I'll handle the front, you handle the rear...

[ Friday - May 15, 2020 ]

I've had the Galfer R1200GSW rear brake rotor for a while now.  Even before I move to the new house.  Now it's time to deal with the situation since the rear DP brake pads are so low and the the rotor is pretty much shot.  Not to mention the rear brake reservoir wants to fall off of the GSW.  Apparently, the Neslon Riggs half bike cover does an excellent job of protecting the upper part of the bike, but the rear brake reservoir is below the cover and exposed to UV light for the last 7 years.  It's brittle and about to fall off.  Before I had to take the GSW in for rear brake reservoir change, I want to change out the rear brake rotor.  1, 2, 3, 4 the brake rotor bolts came off with relative ease with a bit of heat.  I learned this from changing the front rotors a while back.  It's all good until I reach the 5th bolt.  Wait, what's this, it's moving too easily.  Let me heat it again.  What the heck?  That's not right.  I shine the flash light on the remaining bolt only to find it stripped.  Oh man, this is the last one.  It doesn't look like Torx at all.  The bolt looks more like a partly messed up hex bolt.  Arg... not good.  Why does it have to always be the last bolt that's the problem.

So I tighten everything back up, minus the thread lock because I can't find where my thread lock is.  Arg....  I called Brown Motor Works to let them know I need assistance with a stripped rotor bolt.  They said they can help me out with that.

[ Saturday - May 16, 2020 ]

I bring in the GSW for the rear brake reservoir replacement and to get extra rear brake rotor bolts in addition to replacing the stripped bolt.  While there, I asked them to replace the tires too because the Anakee 3's are looking a bit sad.  They asked where the rotor was... I didn't bring it.  Doh!!!  I'm kicking myself.

When all is said and done, I took the GSW home and tried to remove the rear brake rotor bolt.  The first one I try, I can tell it's start to strip.  Right there and then I said, "NO!  that's enough.  I'm not going to mess this up."  I then called Brown and asked them if I can have them replace the rear rotor for me.  They agreed.  Another hour later and another $120, the bike is all done.  With that I said to them, "OK.  From here on out, I'll handle the front, you handle the rear."  I ride home with a new rear rotor and brake pads.

What I've learned from this lesson is that don't even bother with shallow Torx bolts if you don't have the right tools nor procedure.  Just let the folks with the right tools do it.  I've been told by Brown a couple time over, "removing the rear brake rotor is very tricky.  You have to have a long Torx 30 in one hand while using the other hand to pull down the rear brake lever."
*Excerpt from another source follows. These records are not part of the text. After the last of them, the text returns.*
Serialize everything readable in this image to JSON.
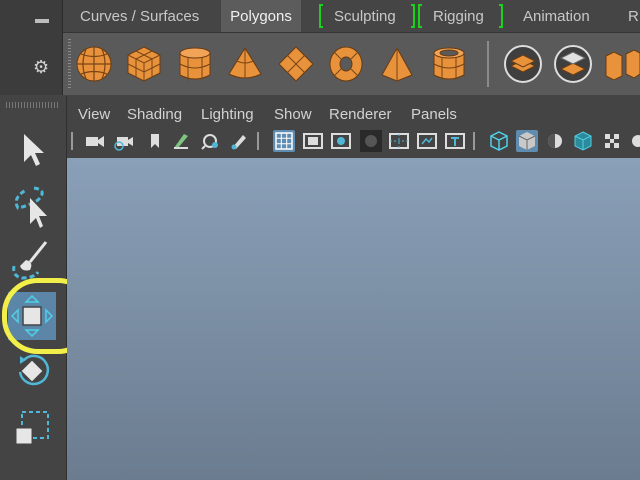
{
  "tabs": [
    {
      "label": "Curves / Surfaces"
    },
    {
      "label": "Polygons",
      "active": true
    },
    {
      "label": "Sculpting"
    },
    {
      "label": "Rigging"
    },
    {
      "label": "Animation"
    },
    {
      "label": "R"
    }
  ],
  "shelf": {
    "icons": [
      "sphere-icon",
      "cube-icon",
      "cylinder-icon",
      "cone-icon",
      "plane-icon",
      "torus-icon",
      "pyramid-icon",
      "pipe-icon",
      "combine-icon",
      "separate-icon",
      "extract-icon"
    ]
  },
  "panel_menu": [
    "View",
    "Shading",
    "Lighting",
    "Show",
    "Renderer",
    "Panels"
  ],
  "tools": [
    "select-tool-icon",
    "lasso-tool-icon",
    "paint-select-tool-icon",
    "move-tool-icon",
    "rotate-tool-icon",
    "scale-tool-icon"
  ],
  "active_tool": "move-tool-icon",
  "colors": {
    "accent_blue": "#5c86a8",
    "shelf_orange": "#e8923c",
    "highlight": "#f2ef4a",
    "tab_separator": "#1ed01e"
  }
}
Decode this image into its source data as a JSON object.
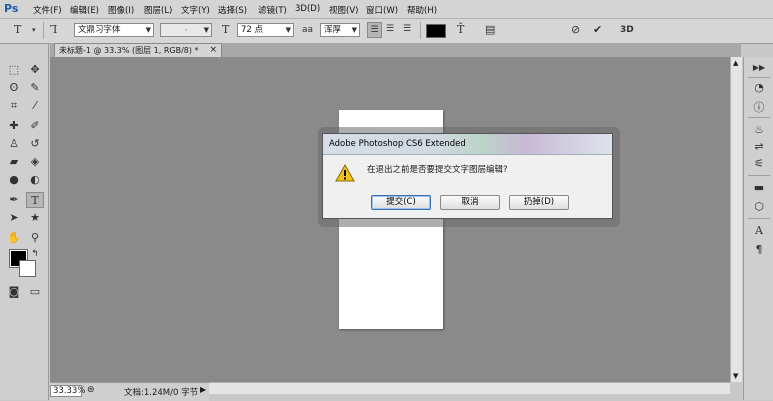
{
  "app": {
    "logo": "Ps"
  },
  "menu": [
    "文件(F)",
    "编辑(E)",
    "图像(I)",
    "图层(L)",
    "文字(Y)",
    "选择(S)",
    "滤镜(T)",
    "3D(D)",
    "视图(V)",
    "窗口(W)",
    "帮助(H)"
  ],
  "options": {
    "font_family": "文鼎习字体",
    "font_style": "-",
    "font_size": "72 点",
    "aa_label": "a",
    "antialias": "浑厚",
    "text_color": "#000000",
    "three_d_label": "3D"
  },
  "tab": {
    "title": "未标题-1 @ 33.3% (图层 1, RGB/8) *",
    "close": "×"
  },
  "status": {
    "zoom": "33.33%",
    "doc_info": "文档:1.24M/0 字节",
    "arrow": "▶"
  },
  "dialog": {
    "title": "Adobe Photoshop CS6 Extended",
    "message": "在退出之前是否要提交文字图层编辑?",
    "buttons": {
      "commit": "提交(C)",
      "cancel": "取消",
      "discard": "扔掉(D)"
    }
  },
  "colors": {
    "foreground": "#000000",
    "background": "#ffffff",
    "canvas_bg": "#8a8a8a"
  },
  "icons": {
    "toolbox": [
      "marquee-icon",
      "move-icon",
      "lasso-icon",
      "quick-select-icon",
      "crop-icon",
      "eyedropper-icon",
      "healing-brush-icon",
      "brush-icon",
      "clone-stamp-icon",
      "history-brush-icon",
      "eraser-icon",
      "paint-bucket-icon",
      "blur-icon",
      "dodge-icon",
      "pen-icon",
      "type-icon",
      "path-select-icon",
      "shape-icon",
      "hand-icon",
      "zoom-icon",
      "screen-mode-icon"
    ],
    "right_panel": [
      "history-icon",
      "color-icon",
      "adjustments-icon",
      "styles-icon",
      "layers-icon",
      "channels-icon",
      "paths-icon",
      "character-icon",
      "paragraph-icon"
    ]
  }
}
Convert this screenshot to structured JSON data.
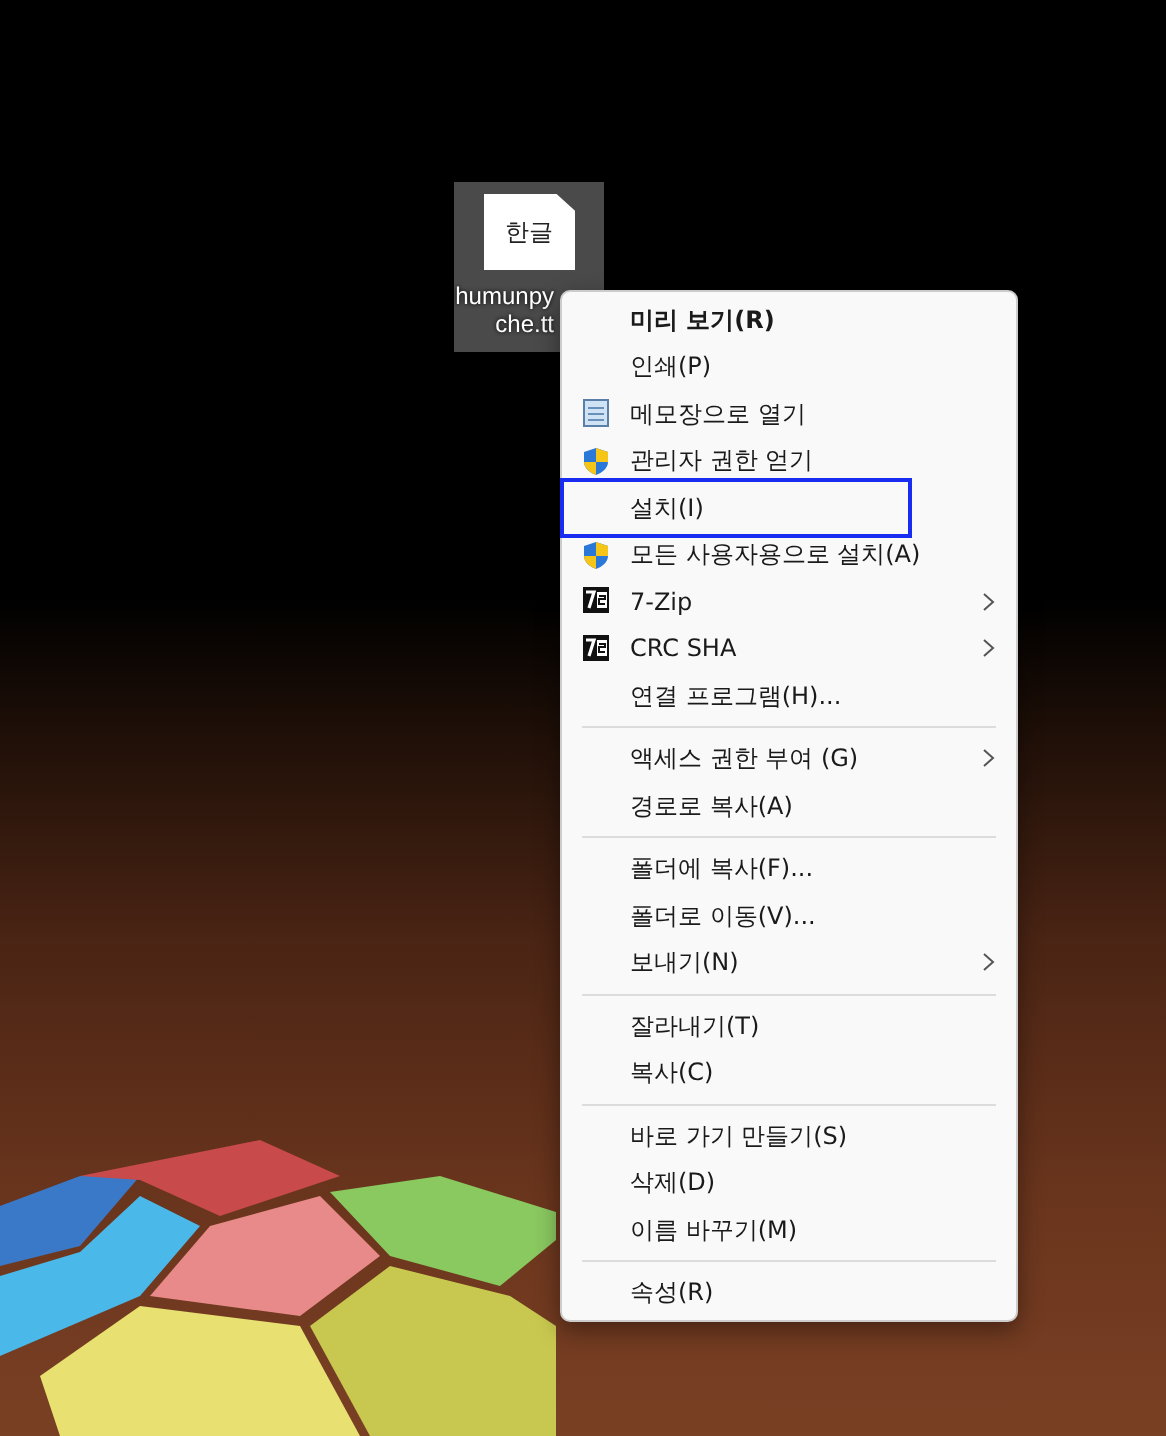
{
  "desktop_icon": {
    "preview_text": "한글",
    "label_lines": [
      "humunpy",
      "che.tt"
    ],
    "selected": true
  },
  "context_menu": {
    "groups": [
      [
        {
          "label": "미리 보기(R)",
          "kind": "plain",
          "bold": true,
          "submenu": false,
          "highlighted": false
        },
        {
          "label": "인쇄(P)",
          "kind": "plain",
          "bold": false,
          "submenu": false,
          "highlighted": false
        },
        {
          "label": "메모장으로  열기",
          "kind": "notepad",
          "bold": false,
          "submenu": false,
          "highlighted": false
        },
        {
          "label": "관리자 권한 얻기",
          "kind": "shield",
          "bold": false,
          "submenu": false,
          "highlighted": false
        },
        {
          "label": "설치(I)",
          "kind": "plain",
          "bold": false,
          "submenu": false,
          "highlighted": true
        },
        {
          "label": "모든 사용자용으로 설치(A)",
          "kind": "shield",
          "bold": false,
          "submenu": false,
          "highlighted": false
        },
        {
          "label": "7-Zip",
          "kind": "archive",
          "bold": false,
          "submenu": true,
          "highlighted": false
        },
        {
          "label": "CRC SHA",
          "kind": "archive",
          "bold": false,
          "submenu": true,
          "highlighted": false
        },
        {
          "label": "연결 프로그램(H)...",
          "kind": "plain",
          "bold": false,
          "submenu": false,
          "highlighted": false
        }
      ],
      [
        {
          "label": "액세스 권한 부여 (G)",
          "kind": "plain",
          "bold": false,
          "submenu": true,
          "highlighted": false
        },
        {
          "label": "경로로 복사(A)",
          "kind": "plain",
          "bold": false,
          "submenu": false,
          "highlighted": false
        }
      ],
      [
        {
          "label": "폴더에 복사(F)...",
          "kind": "plain",
          "bold": false,
          "submenu": false,
          "highlighted": false
        },
        {
          "label": "폴더로 이동(V)...",
          "kind": "plain",
          "bold": false,
          "submenu": false,
          "highlighted": false
        },
        {
          "label": "보내기(N)",
          "kind": "plain",
          "bold": false,
          "submenu": true,
          "highlighted": false
        }
      ],
      [
        {
          "label": "잘라내기(T)",
          "kind": "plain",
          "bold": false,
          "submenu": false,
          "highlighted": false
        },
        {
          "label": "복사(C)",
          "kind": "plain",
          "bold": false,
          "submenu": false,
          "highlighted": false
        }
      ],
      [
        {
          "label": "바로 가기 만들기(S)",
          "kind": "plain",
          "bold": false,
          "submenu": false,
          "highlighted": false
        },
        {
          "label": "삭제(D)",
          "kind": "plain",
          "bold": false,
          "submenu": false,
          "highlighted": false
        },
        {
          "label": "이름 바꾸기(M)",
          "kind": "plain",
          "bold": false,
          "submenu": false,
          "highlighted": false
        }
      ],
      [
        {
          "label": "속성(R)",
          "kind": "plain",
          "bold": false,
          "submenu": false,
          "highlighted": false
        }
      ]
    ]
  }
}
Nah, I'll let the pros do the hard stuff.  I'll stick to the easy stuff to save a little money.

Written on: May 18, 2020
Last modified: May 18, 2020